Alexander Monro primus (1697-1767)

Alexander Monro primus (1697-1767)Alexander was born in London on the 8th of September 1697, which was also the same year that the Incorporation of Surgeons successfully petitioned the Town Council to build a Surgeons Hall. He was well educated from an early age in various languages, philosophy and mathematics. He was apprenticed to his father from the age of fifteen, where he assisted in dissections, and took on the more difficult cases in order to better his education. Alexander spent the next eight years attending many lectures and demonstrations in Edinburgh and abroad, and was taught by many well regarded people in all fields relating to medicine. While visiting Paris in 1718, his father presented some of his dissections to members of the Royal College of Physicians and the Incorporation of Surgeons, who were greatly impressed with his work. It was this action that perhaps germinated John’s grand plan. When he returned home in 1719, his father petitioned the Incorporation for him to be allowed to sit the examinations to become a member of the society. He passed the examinations easily, and was made Professor of Anatomy on the 29th of January 1720. His academic story is told throughout this exhibition.

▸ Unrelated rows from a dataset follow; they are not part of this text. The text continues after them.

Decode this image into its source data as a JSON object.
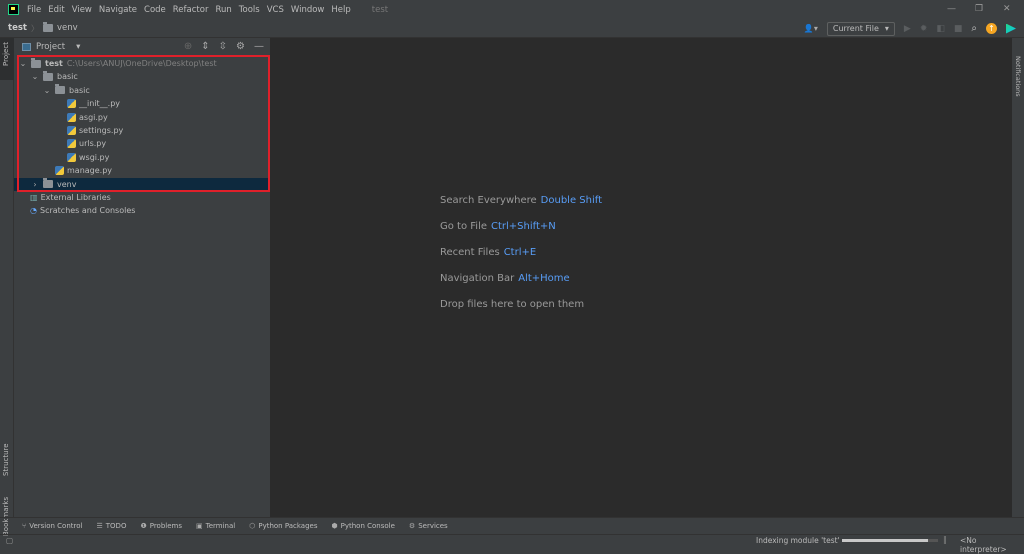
{
  "menubar": {
    "items": [
      "File",
      "Edit",
      "View",
      "Navigate",
      "Code",
      "Refactor",
      "Run",
      "Tools",
      "VCS",
      "Window",
      "Help"
    ],
    "project_title": "test"
  },
  "navbar": {
    "breadcrumb": [
      "test",
      "venv"
    ]
  },
  "toolbar": {
    "run_config": "Current File"
  },
  "left_strip": {
    "project": "Project",
    "structure": "Structure",
    "bookmarks": "Bookmarks"
  },
  "right_strip": {
    "notifications": "Notifications"
  },
  "project_panel": {
    "title": "Project",
    "tree": [
      {
        "label": "test",
        "path": "C:\\Users\\ANUJ\\OneDrive\\Desktop\\test",
        "type": "folder",
        "depth": 0,
        "expanded": true
      },
      {
        "label": "basic",
        "type": "folder",
        "depth": 1,
        "expanded": true
      },
      {
        "label": "basic",
        "type": "package",
        "depth": 2,
        "expanded": true
      },
      {
        "label": "__init__.py",
        "type": "python",
        "depth": 3
      },
      {
        "label": "asgi.py",
        "type": "python",
        "depth": 3
      },
      {
        "label": "settings.py",
        "type": "python",
        "depth": 3
      },
      {
        "label": "urls.py",
        "type": "python",
        "depth": 3
      },
      {
        "label": "wsgi.py",
        "type": "python",
        "depth": 3
      },
      {
        "label": "manage.py",
        "type": "python",
        "depth": 2
      },
      {
        "label": "venv",
        "type": "folder",
        "depth": 1,
        "expanded": false,
        "selected": true
      },
      {
        "label": "External Libraries",
        "type": "library",
        "depth": 0
      },
      {
        "label": "Scratches and Consoles",
        "type": "scratch",
        "depth": 0
      }
    ]
  },
  "editor": {
    "hints": [
      {
        "text": "Search Everywhere",
        "key": "Double Shift"
      },
      {
        "text": "Go to File",
        "key": "Ctrl+Shift+N"
      },
      {
        "text": "Recent Files",
        "key": "Ctrl+E"
      },
      {
        "text": "Navigation Bar",
        "key": "Alt+Home"
      },
      {
        "text": "Drop files here to open them",
        "key": ""
      }
    ]
  },
  "bottom_tabs": [
    "Version Control",
    "TODO",
    "Problems",
    "Terminal",
    "Python Packages",
    "Python Console",
    "Services"
  ],
  "status": {
    "indexing": "Indexing module 'test'",
    "progress_percent": 90,
    "interpreter": "<No interpreter>"
  },
  "colors": {
    "accent": "#589df6",
    "selection": "#0d293e",
    "highlight_box": "#e0202a"
  }
}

On 3 January 1725, Alexander married Isabella Macdonald. They had three sons and five daughters (four girls dying in infancy). John, the eldest, was born on the 5th of November 1725. He inherited the Auchinbowie house from his father. Donald was born in 1728, and Alexander secundus was born in 1733. The latter two were educated in medicine: Donald became an army surgeon; Alexander followed his father as an academic and clinical lecturer. Margaret was the only surviving daughter. To assist her education, Alexander wrote Essay on Female Conduct, which she had to transcribe (twice) as a way of learning the content. The Medical Library holds a facsimile of her copy of this work.

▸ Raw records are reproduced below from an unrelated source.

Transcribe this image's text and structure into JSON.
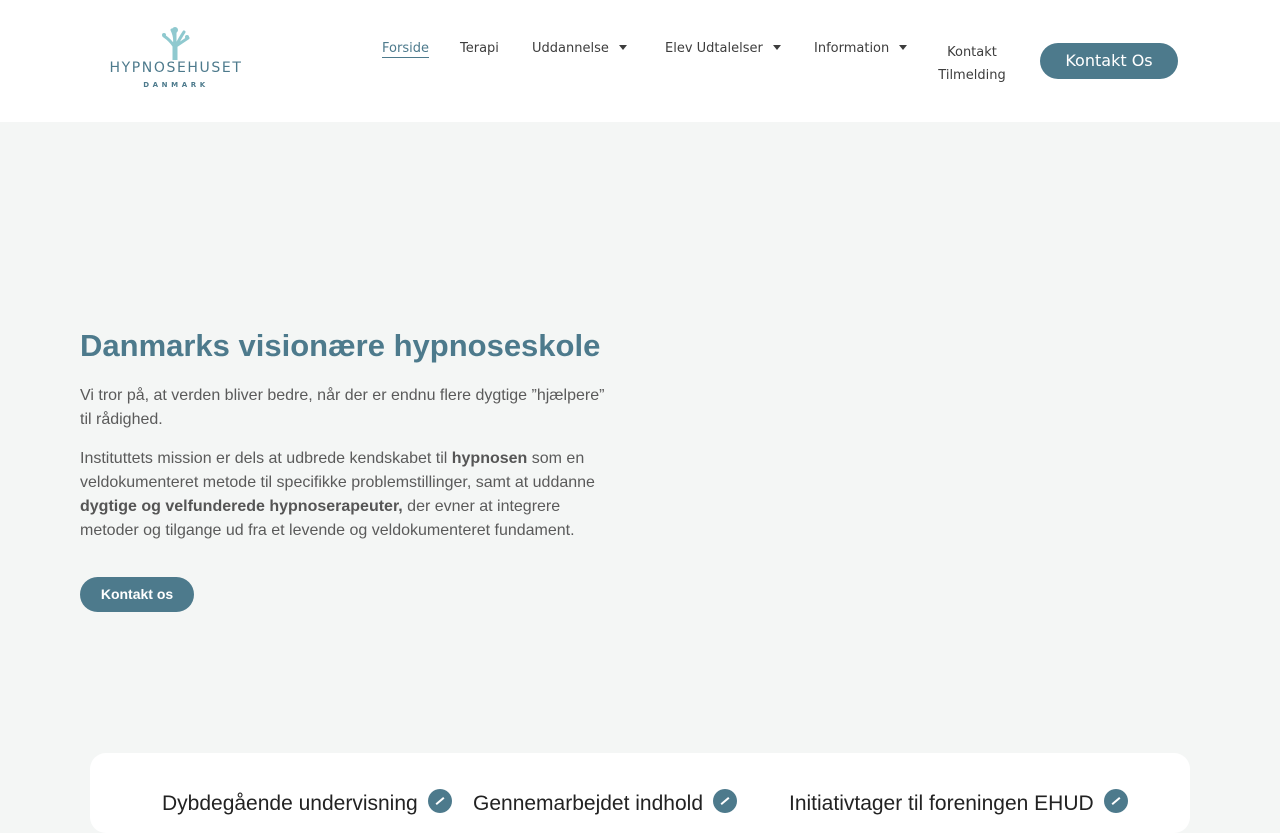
{
  "brand": {
    "name": "HYPNOSEHUSET",
    "sub": "DANMARK"
  },
  "nav": {
    "items": [
      {
        "label": "Forside",
        "active": true
      },
      {
        "label": "Terapi"
      },
      {
        "label": "Uddannelse",
        "dropdown": true
      },
      {
        "label": "Elev Udtalelser",
        "dropdown": true
      },
      {
        "label": "Information",
        "dropdown": true
      }
    ],
    "multi_line": [
      "Kontakt",
      "Tilmelding"
    ],
    "cta": "Kontakt Os"
  },
  "hero": {
    "title": "Danmarks visionære hypnoseskole",
    "p1": "Vi tror på, at verden bliver bedre, når der er endnu flere dygtige ”hjælpere” til rådighed.",
    "p2": {
      "a": "Instituttets mission er dels at udbrede kendskabet til ",
      "b": "hypnosen",
      "c": " som en veldokumenteret metode til specifikke problemstillinger, samt at uddanne ",
      "d": "dygtige og velfunderede hypnoserapeuter,",
      "e": " der evner at integrere metoder og tilgange ud fra et levende og veldokumenteret fundament."
    },
    "button": "Kontakt os"
  },
  "features": [
    {
      "label": "Dybdegående undervisning"
    },
    {
      "label": "Gennemarbejdet indhold"
    },
    {
      "label": "Initiativtager til foreningen EHUD"
    }
  ],
  "colors": {
    "accent": "#4d7a8c",
    "background": "#f4f6f5",
    "header": "#ffffff"
  }
}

Primus was an unusually industrious, enthusiastic and conscientious teacher, constantly seeking self improvement. He appeared outwardly modest, but could also be stern and unbending. When roused, he was also a formidable antagonist, with a vitriolic turn of phrase, and a keen eye for controversy. He died on the 10th of July 1767 of rectal cancer, and was buried at Greyfriars Churchyard in Edinburgh.

On the Walls:

University of Otago Monro Exhibition <